Matson: Sometimes, it's possible to work too fast.

Adams: I have a funny story I can make public now, because it happened so long ago. Back in the early days of my recordings with the San Francisco Symphony, those were actually studio recordings: They were made at Davies Hall, but not live. We had an album of mine that had a lot of pieces on it, including a very early, very minimalist piece, Common Tones in Simple Time. That was the last piece we recorded, and we had one minute left. There was one figure that was repeated over and over by one of the piano players. The pianist played a wrong note throughout. I was flipping out, and there wasn't time to do it again. So I just cut it from the recording. It didn't seem to matter—the only people that ever commented to me that those bars are missing are conductors! [laughs].

Footnote 1: Available in a recording by the Ridge Quartet and additional musicians (DC, New Albion NA014).

Footnote 2: Available in a recording by Edo De Waart and the San Francisco Symphony and Chorus (CD, ECM 1277 821 465-2).

Footnote 3: Available in a recording by Edo De Waart and the San Francisco Symphony (CD, Nonesuch 9 79115-2).

Footnote 4: Available in a recording by Edo De Waart and the Symphony of St. Luke's (CD, Elektra Nonesuch 9 79177-2).

Footnote 5: Available in a recording by Gidon Kremer, Kent Nagano, and the London Symphony Orchestra (CD, Nonesuch 79360-2).

Footnote 6: Available in a recording by Lorin Maazel and the New York Philharmonic (CD, Nonesuch 79816-2).

Footnote 7: Hallelujah Junction, Composing an American Life, 340pp., Farrar, Straus, and Giroux, 2008.

Footnote 8: Available in a recording by John Adams and the BBC Symphony Orchestra and Singers (CD, Nonesuch 7559-79310-7).

Footnote 9: CD, SFS Media SFS 0063.

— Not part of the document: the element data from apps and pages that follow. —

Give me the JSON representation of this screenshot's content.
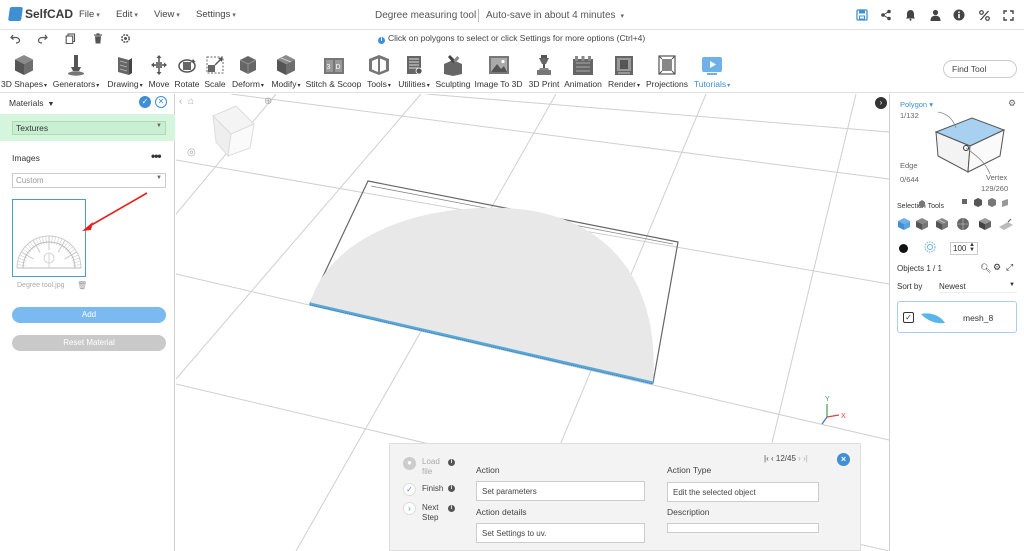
{
  "app": {
    "logo": "SelfCAD",
    "menus": [
      "File",
      "Edit",
      "View",
      "Settings"
    ],
    "doc_title": "Degree measuring tool",
    "autosave": "Auto-save in about 4 minutes",
    "hint": "Click on polygons to select or click Settings for more options (Ctrl+4)",
    "header_icons": [
      "save-icon",
      "share-icon",
      "bell-icon",
      "user-icon",
      "info-icon",
      "percent-icon",
      "expand-icon"
    ],
    "quick_icons": [
      "undo-icon",
      "redo-icon",
      "copy-icon",
      "trash-icon",
      "settings-cog-icon"
    ]
  },
  "toolbar": {
    "tools": [
      {
        "label": "3D Shapes",
        "icon": "cube-icon",
        "dropdown": true
      },
      {
        "label": "Generators",
        "icon": "generators-icon",
        "dropdown": true
      },
      {
        "label": "Drawing",
        "icon": "drawing-icon",
        "dropdown": true
      },
      {
        "label": "Move",
        "icon": "move-icon",
        "dropdown": false
      },
      {
        "label": "Rotate",
        "icon": "rotate-icon",
        "dropdown": false
      },
      {
        "label": "Scale",
        "icon": "scale-icon",
        "dropdown": false
      },
      {
        "label": "Deform",
        "icon": "deform-icon",
        "dropdown": true
      },
      {
        "label": "Modify",
        "icon": "modify-icon",
        "dropdown": true
      },
      {
        "label": "Stitch & Scoop",
        "icon": "stitch-icon",
        "dropdown": false
      },
      {
        "label": "Tools",
        "icon": "tools-icon",
        "dropdown": true
      },
      {
        "label": "Utilities",
        "icon": "utilities-icon",
        "dropdown": true
      },
      {
        "label": "Sculpting",
        "icon": "sculpting-icon",
        "dropdown": false
      },
      {
        "label": "Image To 3D",
        "icon": "image-to-3d-icon",
        "dropdown": false
      },
      {
        "label": "3D Print",
        "icon": "print-icon",
        "dropdown": false
      },
      {
        "label": "Animation",
        "icon": "animation-icon",
        "dropdown": false
      },
      {
        "label": "Render",
        "icon": "render-icon",
        "dropdown": true
      },
      {
        "label": "Projections",
        "icon": "projections-icon",
        "dropdown": false
      },
      {
        "label": "Tutorials",
        "icon": "tutorials-icon",
        "dropdown": true
      }
    ],
    "find_tool": "Find Tool"
  },
  "materials": {
    "title": "Materials",
    "texture_select": "Textures",
    "images_label": "Images",
    "custom_select": "Custom",
    "thumb_caption": "Degree tool.jpg",
    "add_button": "Add",
    "reset_button": "Reset Material"
  },
  "selection": {
    "polygon_label": "Polygon",
    "polygon_count": "1/132",
    "edge_label": "Edge",
    "edge_count": "0/644",
    "vertex_label": "Vertex",
    "vertex_count": "129/260",
    "tools_label": "Selection Tools",
    "size_value": "100",
    "objects_label": "Objects 1 / 1",
    "sort_label": "Sort by",
    "sort_value": "Newest",
    "object_name": "mesh_8"
  },
  "tutorial": {
    "steps": [
      {
        "label": "Load file",
        "state": "pending"
      },
      {
        "label": "Finish",
        "state": "done"
      },
      {
        "label": "Next Step",
        "state": "next"
      }
    ],
    "action_label": "Action",
    "action_value": "Set parameters",
    "action_details_label": "Action details",
    "action_details_value": "Set Settings to uv.",
    "action_type_label": "Action Type",
    "action_type_value": "Edit the selected object",
    "description_label": "Description",
    "description_value": "",
    "pager": "12/45"
  },
  "colors": {
    "accent": "#3f8fd4",
    "green_bar": "#d6f5dd",
    "edge_highlight": "#5aa8d8"
  }
}
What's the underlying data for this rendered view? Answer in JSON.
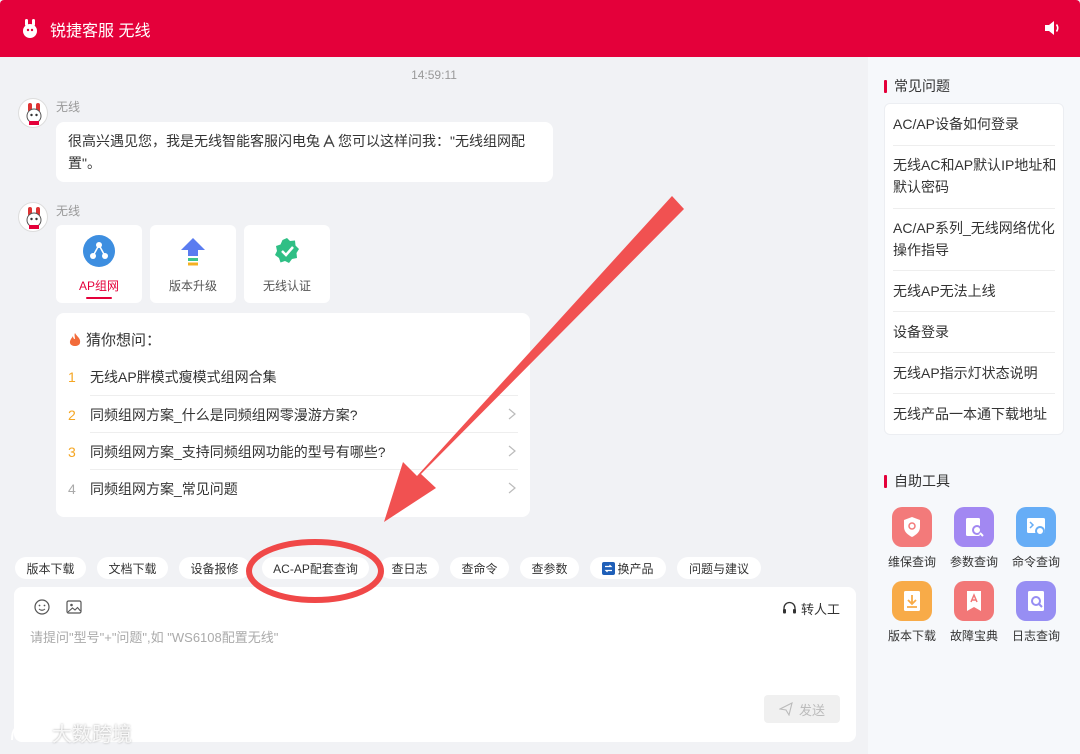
{
  "header": {
    "title": "锐捷客服 无线"
  },
  "chat": {
    "timestamp": "14:59:11",
    "messages": [
      {
        "sender": "无线",
        "text_a": "很高兴遇见您，我是无线智能客服闪电兔",
        "text_b": "您可以这样问我：\"无线组网配",
        "text_c": "置\"。"
      },
      {
        "sender": "无线"
      }
    ],
    "cards": [
      {
        "label": "AP组网",
        "icon": "network-icon"
      },
      {
        "label": "版本升级",
        "icon": "upgrade-icon"
      },
      {
        "label": "无线认证",
        "icon": "shield-check-icon"
      }
    ],
    "guess": {
      "title": "猜你想问：",
      "items": [
        {
          "num": "1",
          "text": "无线AP胖模式瘦模式组网合集"
        },
        {
          "num": "2",
          "text": "同频组网方案_什么是同频组网零漫游方案?"
        },
        {
          "num": "3",
          "text": "同频组网方案_支持同频组网功能的型号有哪些?"
        },
        {
          "num": "4",
          "text": "同频组网方案_常见问题"
        }
      ]
    }
  },
  "quick_actions": [
    "版本下载",
    "文档下载",
    "设备报修",
    "AC-AP配套查询",
    "查日志",
    "查命令",
    "查参数",
    "换产品",
    "问题与建议"
  ],
  "input": {
    "placeholder": "请提问\"型号\"+\"问题\",如 \"WS6108配置无线\"",
    "transfer_label": "转人工",
    "send_label": "发送"
  },
  "sidebar": {
    "faq_title": "常见问题",
    "faq": [
      "AC/AP设备如何登录",
      "无线AC和AP默认IP地址和默认密码",
      "AC/AP系列_无线网络优化操作指导",
      "无线AP无法上线",
      "设备登录",
      "无线AP指示灯状态说明",
      "无线产品一本通下载地址"
    ],
    "tools_title": "自助工具",
    "tools": [
      {
        "label": "维保查询",
        "color": "#f26b6b"
      },
      {
        "label": "参数查询",
        "color": "#9b7bf0"
      },
      {
        "label": "命令查询",
        "color": "#5ba6f5"
      },
      {
        "label": "版本下载",
        "color": "#f7a43c"
      },
      {
        "label": "故障宝典",
        "color": "#f06b6b"
      },
      {
        "label": "日志查询",
        "color": "#8f86f2"
      }
    ]
  },
  "watermark": "大数跨境",
  "colors": {
    "brand": "#e4003a",
    "annotation": "#f04848"
  }
}
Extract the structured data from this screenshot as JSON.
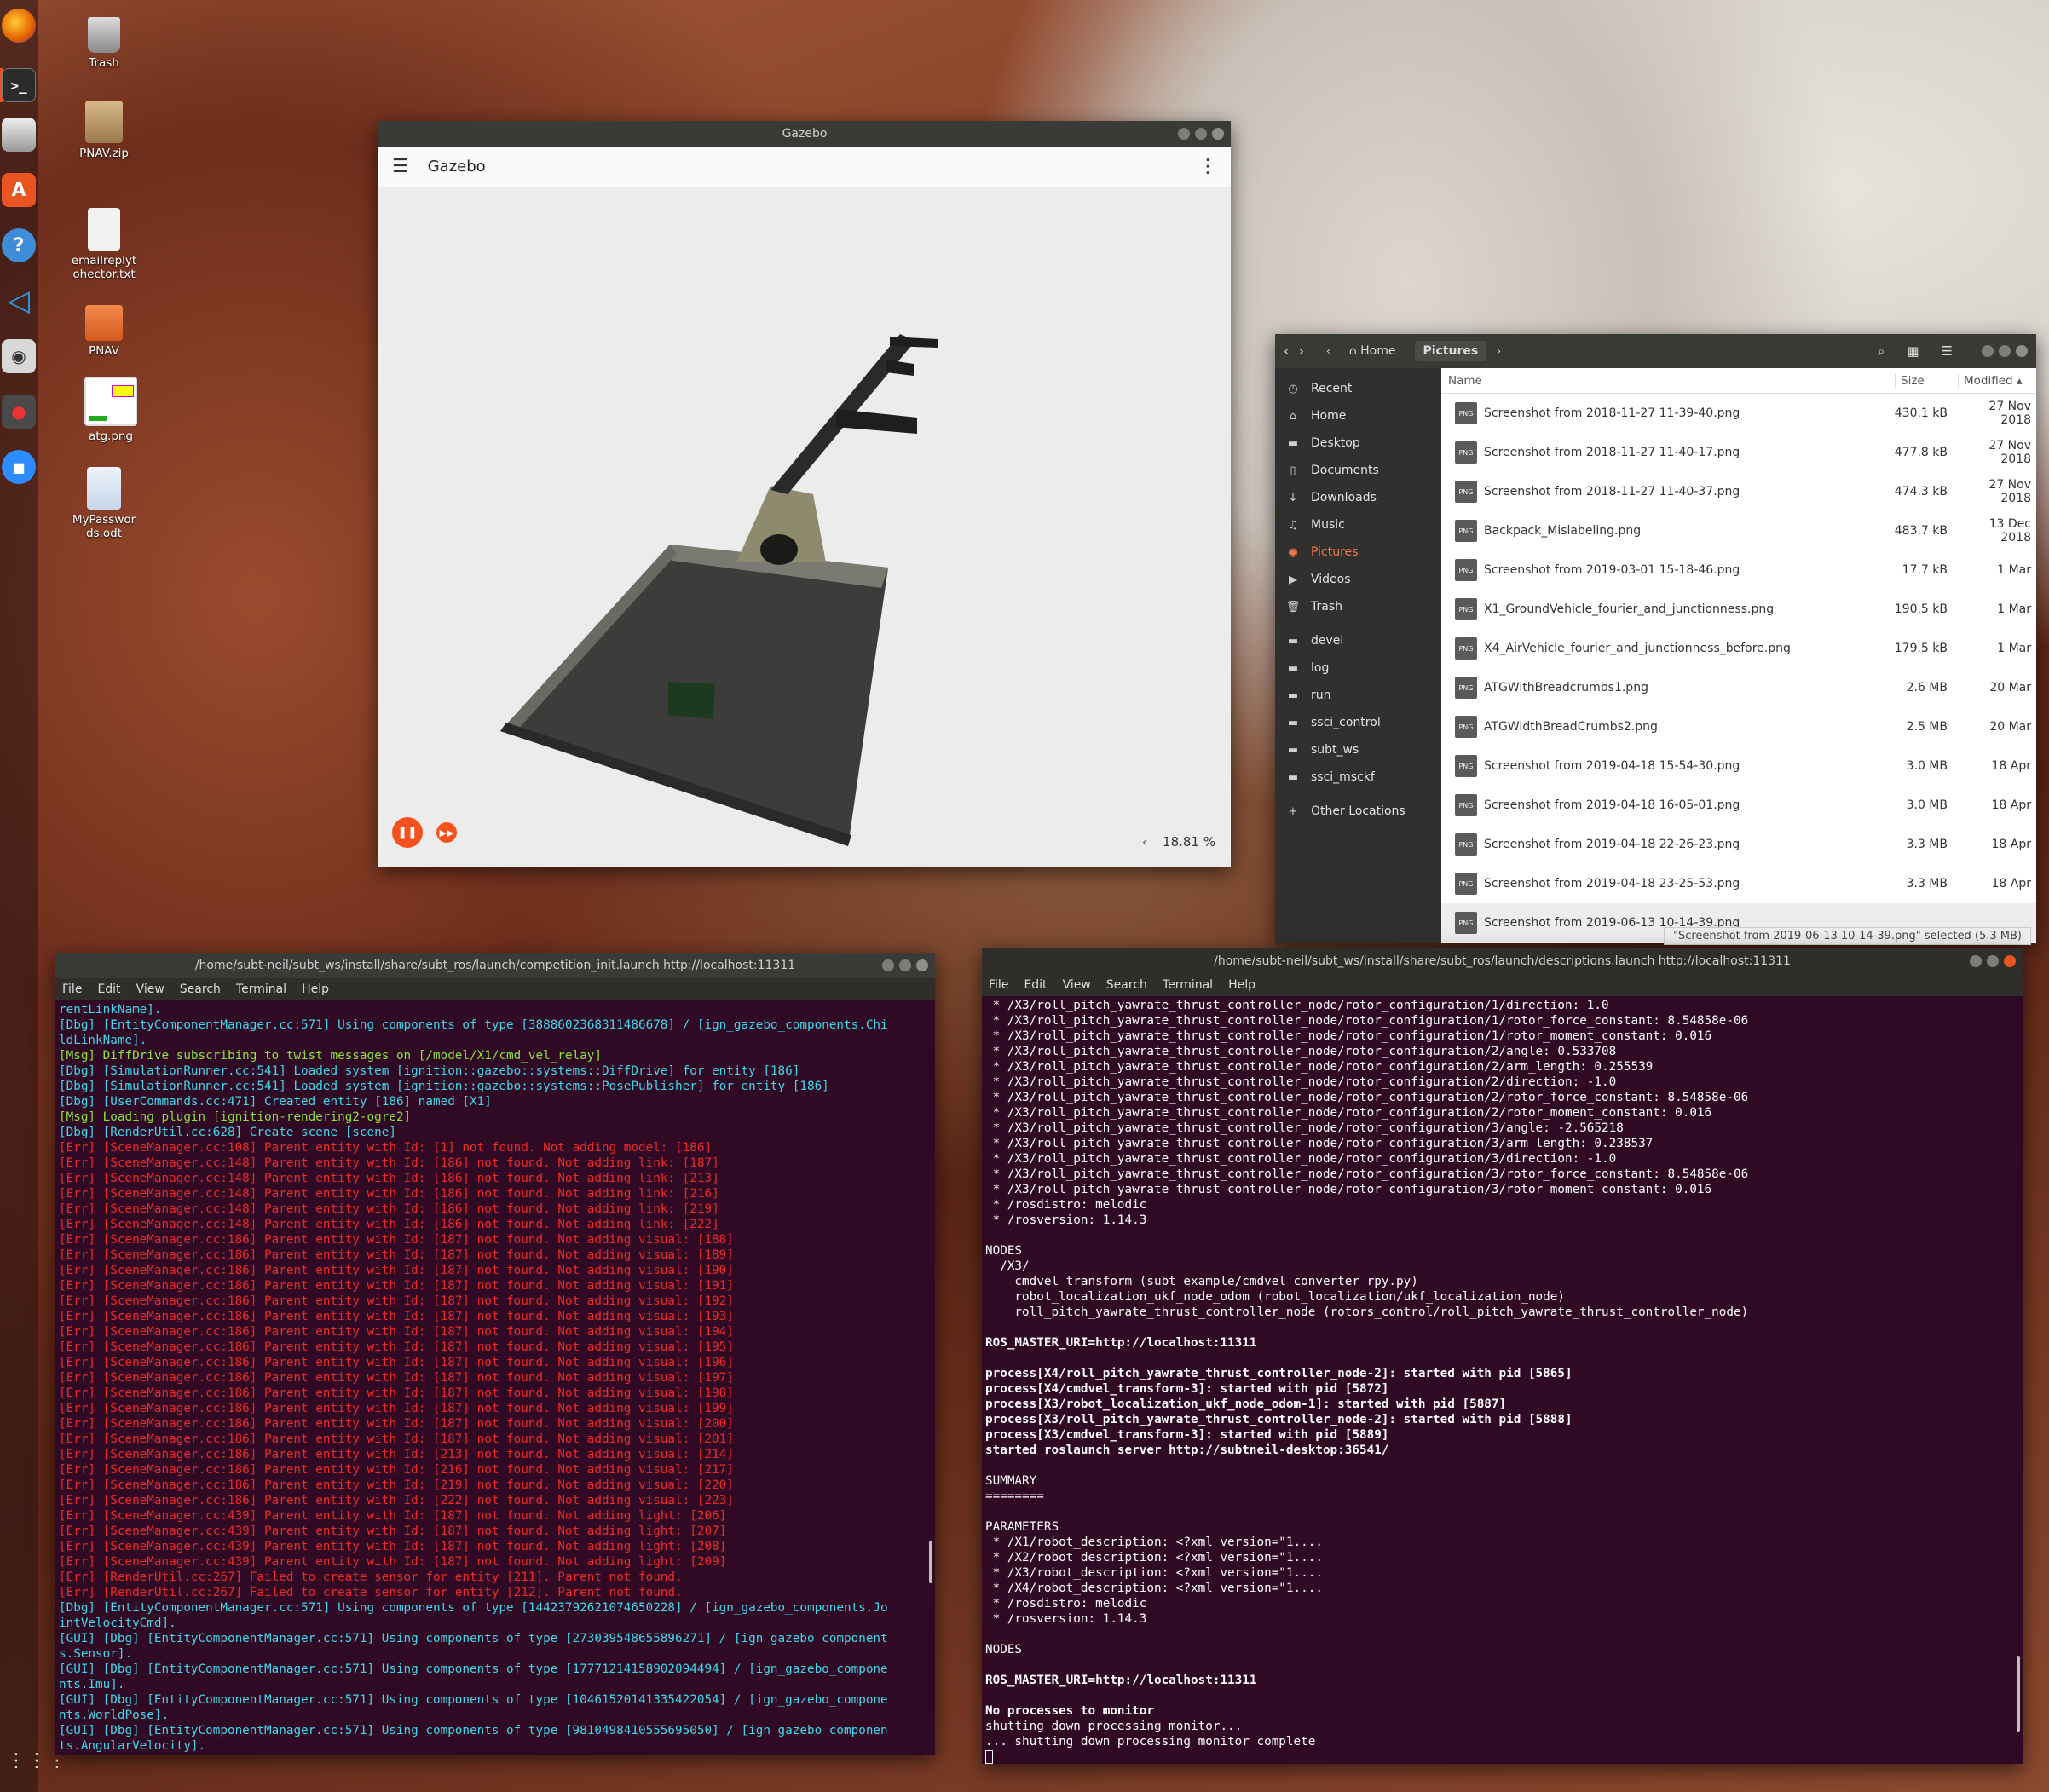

Footnote 10: CD, SFS Media SFS 0063. 11 Available in a recording by Leila Josefowicz, David Robertson, and the St. Louis Symphony CD, Nonesuch 557170-2.